-- EXERCISE GOAL --
Pull every line containing the word "label" from the records.

-- DATA FOR PROCESSING --
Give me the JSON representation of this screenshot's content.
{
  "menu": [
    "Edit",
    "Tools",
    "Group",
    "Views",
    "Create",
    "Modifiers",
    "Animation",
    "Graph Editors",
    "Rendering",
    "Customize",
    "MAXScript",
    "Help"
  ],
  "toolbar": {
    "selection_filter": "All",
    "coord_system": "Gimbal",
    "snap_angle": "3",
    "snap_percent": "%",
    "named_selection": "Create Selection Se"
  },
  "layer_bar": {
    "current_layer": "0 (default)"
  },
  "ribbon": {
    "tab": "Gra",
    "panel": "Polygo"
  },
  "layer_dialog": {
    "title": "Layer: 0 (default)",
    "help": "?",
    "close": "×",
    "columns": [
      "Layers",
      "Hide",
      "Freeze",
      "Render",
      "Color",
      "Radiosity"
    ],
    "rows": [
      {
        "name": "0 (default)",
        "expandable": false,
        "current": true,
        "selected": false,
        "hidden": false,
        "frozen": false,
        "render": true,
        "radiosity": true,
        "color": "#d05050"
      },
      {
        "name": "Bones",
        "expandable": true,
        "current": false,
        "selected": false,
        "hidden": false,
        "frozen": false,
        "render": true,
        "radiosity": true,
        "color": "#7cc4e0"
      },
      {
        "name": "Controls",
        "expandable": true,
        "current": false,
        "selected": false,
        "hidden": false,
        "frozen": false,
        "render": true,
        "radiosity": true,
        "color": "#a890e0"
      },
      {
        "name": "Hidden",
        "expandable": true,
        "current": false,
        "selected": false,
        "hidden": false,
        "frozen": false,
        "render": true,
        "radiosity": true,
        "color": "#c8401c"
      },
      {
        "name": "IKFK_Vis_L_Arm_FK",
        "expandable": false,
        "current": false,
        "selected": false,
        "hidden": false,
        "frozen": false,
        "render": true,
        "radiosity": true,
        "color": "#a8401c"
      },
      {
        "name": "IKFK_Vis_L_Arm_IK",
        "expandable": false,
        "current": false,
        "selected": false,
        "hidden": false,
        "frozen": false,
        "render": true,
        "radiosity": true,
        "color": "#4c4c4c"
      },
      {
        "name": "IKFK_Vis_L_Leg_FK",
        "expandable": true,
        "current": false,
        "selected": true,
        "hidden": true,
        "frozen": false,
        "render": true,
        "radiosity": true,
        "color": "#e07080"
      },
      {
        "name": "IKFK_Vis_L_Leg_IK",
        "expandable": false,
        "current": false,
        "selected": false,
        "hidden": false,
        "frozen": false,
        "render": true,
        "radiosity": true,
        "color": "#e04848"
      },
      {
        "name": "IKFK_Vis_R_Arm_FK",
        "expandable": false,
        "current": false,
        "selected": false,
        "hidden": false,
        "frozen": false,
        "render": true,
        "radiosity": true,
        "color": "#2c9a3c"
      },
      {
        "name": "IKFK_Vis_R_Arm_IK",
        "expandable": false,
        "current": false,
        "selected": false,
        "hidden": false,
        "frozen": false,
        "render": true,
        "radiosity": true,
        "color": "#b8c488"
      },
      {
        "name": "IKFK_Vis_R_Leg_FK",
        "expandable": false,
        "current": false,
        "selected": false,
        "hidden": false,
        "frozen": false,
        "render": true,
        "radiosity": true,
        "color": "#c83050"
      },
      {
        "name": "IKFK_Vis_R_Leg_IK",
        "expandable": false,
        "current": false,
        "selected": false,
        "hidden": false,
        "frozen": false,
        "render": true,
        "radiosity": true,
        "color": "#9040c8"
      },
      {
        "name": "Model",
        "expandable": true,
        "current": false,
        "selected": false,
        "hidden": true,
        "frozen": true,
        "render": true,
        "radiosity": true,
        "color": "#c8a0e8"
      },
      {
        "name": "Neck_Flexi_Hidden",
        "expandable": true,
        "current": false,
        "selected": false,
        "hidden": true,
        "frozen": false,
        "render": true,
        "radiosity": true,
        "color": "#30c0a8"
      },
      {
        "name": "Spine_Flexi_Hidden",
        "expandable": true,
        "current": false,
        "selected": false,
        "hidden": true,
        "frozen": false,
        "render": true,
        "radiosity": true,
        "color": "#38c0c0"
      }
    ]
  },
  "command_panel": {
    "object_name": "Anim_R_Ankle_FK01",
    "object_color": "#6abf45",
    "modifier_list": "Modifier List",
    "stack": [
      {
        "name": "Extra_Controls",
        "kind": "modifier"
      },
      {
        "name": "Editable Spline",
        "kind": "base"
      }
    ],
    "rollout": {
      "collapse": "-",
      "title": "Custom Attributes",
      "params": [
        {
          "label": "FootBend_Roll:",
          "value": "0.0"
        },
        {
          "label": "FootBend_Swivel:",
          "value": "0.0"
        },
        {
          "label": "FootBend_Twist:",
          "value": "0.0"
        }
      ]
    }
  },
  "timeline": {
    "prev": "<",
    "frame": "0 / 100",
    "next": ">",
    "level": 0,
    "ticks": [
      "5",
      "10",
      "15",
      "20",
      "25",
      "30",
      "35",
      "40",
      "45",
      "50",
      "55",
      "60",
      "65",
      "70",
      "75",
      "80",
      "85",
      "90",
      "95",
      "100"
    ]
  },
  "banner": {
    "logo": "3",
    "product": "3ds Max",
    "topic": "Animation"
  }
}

-- RESULT FOR THIS TASK --
          "label": "FootBend_Roll:",
          "label": "FootBend_Swivel:",
          "label": "FootBend_Twist:",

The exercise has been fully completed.